If this hypothesis proves true, it is only fitting that the Global Fund addresses both HIV and Malaria, but should do so in equal measure now that new non-chloroquine antimalarial drugs are being promoted. In addition many studies exsit to show the negative synergies between HIV and Malaria. Laufer and Plowe suggest that the effect of malaria infection on HIV disease progression due to increased viral replication may be important and needs to be fully explored. Desai et al. report that HIV increases the risk of malaria and its adverse effects in pregnant women. In a review of recent research Slutsker and Marston state that HIV-infected persons are at increased risk for clinical malaria; the risk is greatest when immune suppression is advanced.

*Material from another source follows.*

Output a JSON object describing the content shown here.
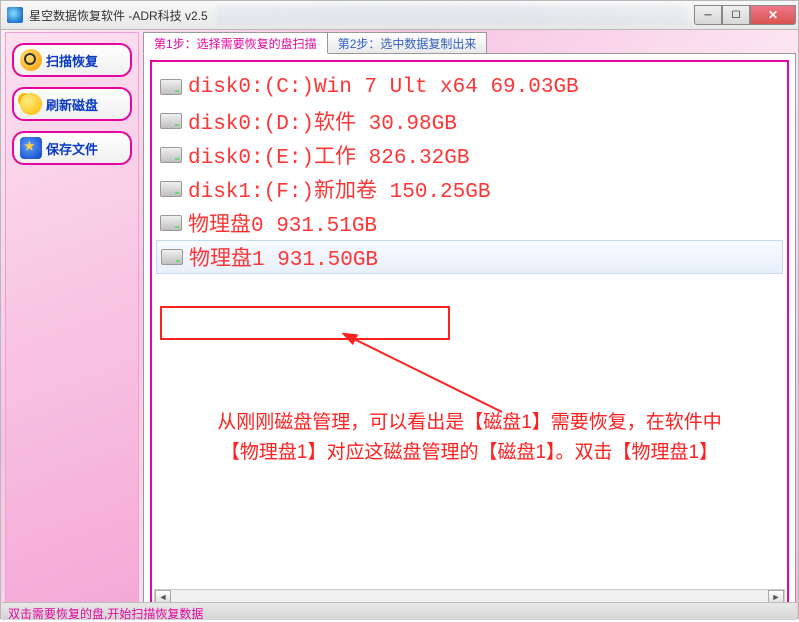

They also note that adults with advanced HIV may be at risk for failure of malaria treatment, especially with sulfa-based therapies, and that malaria is associated with increases in HIV viral load that, while modest, may impact HIV progression or the risk of HIV transmission.
Clearly we cannot undo the past, but it is incumbent on countries where both HIV and Malaria coexist to plan integrated and conprehensive approaches to managing both diseases